From flowers to Game Boys
It is said that when three Koreans get together they play hwatu, or flower cards. The game originated in Japan, a well-known fact among Koreans. During the Japanese colonial occupation, when 80 kilograms of rice cost 4 won, the collaborator Lee Wan-yong reportedly lost tens of thousands of won on the game, making newspaper headlines. We can guess from that story how popular the card game was at that time.
However, the Japanese do not play hwatu. Many young people have never even seen it. But nonetheless a Japanese company still manufactures decks of flower cards. That is Nintendo, the company that dominates the world market for video game consoles and produces 500 billion yen ($5.4 billion) in net profits.

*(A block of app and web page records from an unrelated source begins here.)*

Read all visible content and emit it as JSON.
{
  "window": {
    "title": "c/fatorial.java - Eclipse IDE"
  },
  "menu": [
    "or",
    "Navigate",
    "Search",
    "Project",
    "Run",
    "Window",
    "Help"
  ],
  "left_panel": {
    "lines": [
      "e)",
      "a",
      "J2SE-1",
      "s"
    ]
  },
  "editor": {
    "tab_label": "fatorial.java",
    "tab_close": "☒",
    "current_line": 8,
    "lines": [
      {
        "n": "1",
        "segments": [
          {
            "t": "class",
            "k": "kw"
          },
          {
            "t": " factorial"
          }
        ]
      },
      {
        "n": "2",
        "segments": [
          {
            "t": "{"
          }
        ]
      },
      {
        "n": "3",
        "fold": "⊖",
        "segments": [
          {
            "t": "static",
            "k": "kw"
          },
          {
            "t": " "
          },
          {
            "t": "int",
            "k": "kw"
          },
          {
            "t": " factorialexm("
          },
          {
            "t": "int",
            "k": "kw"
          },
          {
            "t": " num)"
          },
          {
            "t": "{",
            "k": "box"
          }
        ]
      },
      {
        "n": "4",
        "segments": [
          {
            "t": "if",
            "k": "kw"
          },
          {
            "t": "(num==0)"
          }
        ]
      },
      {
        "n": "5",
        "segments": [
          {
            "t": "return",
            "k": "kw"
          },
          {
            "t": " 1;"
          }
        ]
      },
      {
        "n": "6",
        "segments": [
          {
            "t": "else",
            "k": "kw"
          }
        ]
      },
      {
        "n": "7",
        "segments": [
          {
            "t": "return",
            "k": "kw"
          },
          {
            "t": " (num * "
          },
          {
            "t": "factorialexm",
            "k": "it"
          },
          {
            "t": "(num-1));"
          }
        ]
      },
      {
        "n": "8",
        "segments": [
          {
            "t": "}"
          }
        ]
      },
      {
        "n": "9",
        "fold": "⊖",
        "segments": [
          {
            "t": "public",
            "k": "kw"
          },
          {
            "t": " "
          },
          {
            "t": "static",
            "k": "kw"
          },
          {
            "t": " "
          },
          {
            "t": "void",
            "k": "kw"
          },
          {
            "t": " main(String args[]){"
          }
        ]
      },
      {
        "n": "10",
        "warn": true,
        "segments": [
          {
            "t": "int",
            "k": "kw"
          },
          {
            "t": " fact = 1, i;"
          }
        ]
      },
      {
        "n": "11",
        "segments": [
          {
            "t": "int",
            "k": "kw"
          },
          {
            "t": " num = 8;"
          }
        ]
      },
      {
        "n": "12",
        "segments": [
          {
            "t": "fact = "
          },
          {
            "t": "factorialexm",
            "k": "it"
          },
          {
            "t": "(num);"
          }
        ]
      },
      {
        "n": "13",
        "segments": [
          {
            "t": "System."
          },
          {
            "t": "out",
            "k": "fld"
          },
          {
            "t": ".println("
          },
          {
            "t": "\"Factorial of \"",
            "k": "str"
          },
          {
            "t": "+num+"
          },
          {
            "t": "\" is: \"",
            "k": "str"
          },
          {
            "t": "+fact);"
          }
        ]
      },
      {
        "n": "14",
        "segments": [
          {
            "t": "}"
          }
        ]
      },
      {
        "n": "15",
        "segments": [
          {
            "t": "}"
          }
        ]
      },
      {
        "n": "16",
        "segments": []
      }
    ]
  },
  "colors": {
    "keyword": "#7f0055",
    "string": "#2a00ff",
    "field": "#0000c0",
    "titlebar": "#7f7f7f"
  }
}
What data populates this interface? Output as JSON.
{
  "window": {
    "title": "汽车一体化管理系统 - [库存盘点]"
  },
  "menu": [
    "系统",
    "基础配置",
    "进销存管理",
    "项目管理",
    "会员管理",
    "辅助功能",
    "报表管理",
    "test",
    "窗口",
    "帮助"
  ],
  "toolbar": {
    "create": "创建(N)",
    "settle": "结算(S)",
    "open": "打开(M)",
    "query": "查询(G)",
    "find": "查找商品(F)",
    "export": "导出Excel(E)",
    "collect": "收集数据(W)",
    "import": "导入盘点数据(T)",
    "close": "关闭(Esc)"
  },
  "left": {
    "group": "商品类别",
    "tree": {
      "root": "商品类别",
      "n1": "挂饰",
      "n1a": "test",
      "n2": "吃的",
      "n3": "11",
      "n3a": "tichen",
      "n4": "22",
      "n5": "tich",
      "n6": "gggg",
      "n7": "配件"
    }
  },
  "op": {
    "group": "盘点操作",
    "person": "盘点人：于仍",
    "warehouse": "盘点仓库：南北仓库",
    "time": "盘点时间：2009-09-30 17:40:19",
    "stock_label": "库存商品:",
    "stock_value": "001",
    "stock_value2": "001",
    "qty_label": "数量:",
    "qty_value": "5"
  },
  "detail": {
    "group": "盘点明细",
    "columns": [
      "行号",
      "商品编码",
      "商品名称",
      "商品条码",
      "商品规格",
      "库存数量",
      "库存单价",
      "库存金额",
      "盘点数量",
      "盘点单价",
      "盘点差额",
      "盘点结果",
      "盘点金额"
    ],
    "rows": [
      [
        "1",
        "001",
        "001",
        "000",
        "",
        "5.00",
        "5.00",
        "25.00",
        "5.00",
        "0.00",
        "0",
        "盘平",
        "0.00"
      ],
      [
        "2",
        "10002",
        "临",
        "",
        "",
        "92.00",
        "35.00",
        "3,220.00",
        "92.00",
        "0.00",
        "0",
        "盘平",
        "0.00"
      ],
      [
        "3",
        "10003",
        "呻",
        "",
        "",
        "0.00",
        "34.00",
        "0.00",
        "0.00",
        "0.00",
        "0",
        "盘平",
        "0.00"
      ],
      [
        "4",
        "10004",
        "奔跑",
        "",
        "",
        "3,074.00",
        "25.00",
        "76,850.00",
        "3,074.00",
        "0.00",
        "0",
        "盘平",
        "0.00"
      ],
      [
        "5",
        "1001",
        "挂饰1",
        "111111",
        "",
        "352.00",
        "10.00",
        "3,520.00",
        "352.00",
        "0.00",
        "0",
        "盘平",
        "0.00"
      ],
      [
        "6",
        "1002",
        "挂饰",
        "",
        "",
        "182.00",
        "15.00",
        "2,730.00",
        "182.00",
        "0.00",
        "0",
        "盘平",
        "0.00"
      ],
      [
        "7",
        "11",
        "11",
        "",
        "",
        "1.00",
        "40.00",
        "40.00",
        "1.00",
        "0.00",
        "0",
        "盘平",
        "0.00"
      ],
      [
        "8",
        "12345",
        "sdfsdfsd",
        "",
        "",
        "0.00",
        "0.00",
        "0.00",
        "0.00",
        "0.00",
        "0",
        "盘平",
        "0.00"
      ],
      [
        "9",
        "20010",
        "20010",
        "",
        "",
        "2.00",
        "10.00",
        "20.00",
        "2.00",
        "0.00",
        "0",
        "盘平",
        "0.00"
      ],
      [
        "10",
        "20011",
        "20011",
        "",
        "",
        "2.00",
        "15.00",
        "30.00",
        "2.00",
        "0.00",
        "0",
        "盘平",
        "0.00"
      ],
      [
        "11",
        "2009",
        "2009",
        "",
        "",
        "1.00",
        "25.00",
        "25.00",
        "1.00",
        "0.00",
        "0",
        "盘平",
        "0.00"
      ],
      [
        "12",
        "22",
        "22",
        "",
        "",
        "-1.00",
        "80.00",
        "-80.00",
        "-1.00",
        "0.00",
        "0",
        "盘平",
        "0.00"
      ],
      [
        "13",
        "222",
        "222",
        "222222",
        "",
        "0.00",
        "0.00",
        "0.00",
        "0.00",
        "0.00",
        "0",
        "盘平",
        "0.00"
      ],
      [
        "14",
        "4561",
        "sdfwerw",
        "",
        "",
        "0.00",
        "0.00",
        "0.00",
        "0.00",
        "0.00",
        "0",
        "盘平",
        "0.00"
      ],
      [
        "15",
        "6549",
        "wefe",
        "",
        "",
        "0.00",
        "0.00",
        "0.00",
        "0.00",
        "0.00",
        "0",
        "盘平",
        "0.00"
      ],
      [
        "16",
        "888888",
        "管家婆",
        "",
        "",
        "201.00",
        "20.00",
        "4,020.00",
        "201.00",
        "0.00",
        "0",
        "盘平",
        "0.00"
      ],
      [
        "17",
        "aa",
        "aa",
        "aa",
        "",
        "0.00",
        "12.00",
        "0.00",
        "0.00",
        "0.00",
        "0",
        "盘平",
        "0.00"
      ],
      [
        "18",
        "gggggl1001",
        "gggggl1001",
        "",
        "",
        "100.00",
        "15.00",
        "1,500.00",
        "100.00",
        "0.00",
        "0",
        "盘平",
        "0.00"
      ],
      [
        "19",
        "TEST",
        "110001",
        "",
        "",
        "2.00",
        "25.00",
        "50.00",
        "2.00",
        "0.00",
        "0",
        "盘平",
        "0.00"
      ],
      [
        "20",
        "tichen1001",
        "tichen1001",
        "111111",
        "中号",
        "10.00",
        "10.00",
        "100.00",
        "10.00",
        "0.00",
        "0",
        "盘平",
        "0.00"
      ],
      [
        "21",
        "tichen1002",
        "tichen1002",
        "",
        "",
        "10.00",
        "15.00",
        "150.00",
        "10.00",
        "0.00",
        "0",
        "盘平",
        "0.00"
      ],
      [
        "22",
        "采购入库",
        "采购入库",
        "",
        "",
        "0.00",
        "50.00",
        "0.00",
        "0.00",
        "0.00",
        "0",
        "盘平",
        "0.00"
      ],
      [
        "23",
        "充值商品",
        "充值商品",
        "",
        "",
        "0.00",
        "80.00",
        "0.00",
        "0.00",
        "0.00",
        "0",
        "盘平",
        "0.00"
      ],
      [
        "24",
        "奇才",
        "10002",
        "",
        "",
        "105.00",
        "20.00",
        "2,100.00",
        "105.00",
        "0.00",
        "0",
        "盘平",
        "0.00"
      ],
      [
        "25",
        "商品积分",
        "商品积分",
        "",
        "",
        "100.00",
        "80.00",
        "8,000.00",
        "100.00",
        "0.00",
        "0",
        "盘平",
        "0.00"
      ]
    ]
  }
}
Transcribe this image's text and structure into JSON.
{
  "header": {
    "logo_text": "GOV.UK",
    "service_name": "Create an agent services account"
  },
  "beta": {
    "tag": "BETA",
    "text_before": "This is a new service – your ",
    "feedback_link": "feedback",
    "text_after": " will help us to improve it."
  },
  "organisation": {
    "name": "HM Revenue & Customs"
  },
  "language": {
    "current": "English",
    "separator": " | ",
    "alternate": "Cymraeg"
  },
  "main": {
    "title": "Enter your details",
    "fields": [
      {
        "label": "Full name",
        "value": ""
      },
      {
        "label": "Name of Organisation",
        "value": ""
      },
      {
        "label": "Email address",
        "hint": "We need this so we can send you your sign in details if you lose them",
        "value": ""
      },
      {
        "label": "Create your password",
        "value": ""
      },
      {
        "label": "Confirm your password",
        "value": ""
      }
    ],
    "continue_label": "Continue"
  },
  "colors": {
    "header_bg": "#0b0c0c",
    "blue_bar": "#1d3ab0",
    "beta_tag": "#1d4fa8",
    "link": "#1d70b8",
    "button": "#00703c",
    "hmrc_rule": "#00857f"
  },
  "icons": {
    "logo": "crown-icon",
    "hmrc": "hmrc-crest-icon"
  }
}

Even though manufacturing decks of hwatu is not profitable, the company still produces them because it does not want to forget its roots. In 1899, Nintendo started as a manufacturer of hwatu cards (hanafuda in Japanese). The founder, Fusajiro Yamauchi, used to be an artist himself, and the cards also bore his paintings. In 1979, the company developed a portable game console. An employee traveling on a train saw another passenger killing time toying with an electronic calculator and came up with the idea.
During the 1991 Gulf War, the Game Boy was so popular that it was regarded as a necessity for American soldiers dispatched to Kuwait. One day, a U.S. military barracks was bombed and completely destroyed. In the ruins a soldier found a scorched and damaged Game Boy. Surprisingly, it worked. This was a direct result of the company’s research and development: Nintendo dropped a model Game Boy numerous times from the rooftop of the company headquarters to the ground, since after all, children carelessly drop their toys all the time
In an emergency meeting aimed at reviving the economy, President Lee Myung-bak made a suggestion: “It would be good for us to develop game consoles like Nintendo’s.” This reminds us of former President Kim Young-sam’s remark that profits from the film “Jurassic Park” were nearly the same as those from exporting 1.5 million Hyundai cars. President Lee perhaps thought that as our country is a leader in the IT field, Korean companies can easily catch up with Japan in the game industry if they want to.
Those in the IT field may say that Nintendo did not earn its reputation and fame with its flower cards. Yet today’s Nintendo game consoles could not have come to be without a company modest enough to continue manufacturing hanafuda for more than 100 years. Nintendo treasures its enthusiasm for new ideas, a corporate culture that respects creativity and its constant efforts to satisfy customers. Koreans are probably equal in one field: creativity. We adapted and developed hwatu and from it created “Go-Stop,” one of our most popular games.
The writer is a deputy political news editor of the JoongAng Ilbo.
By Yeh Young-june [firstname.lastname@example.org]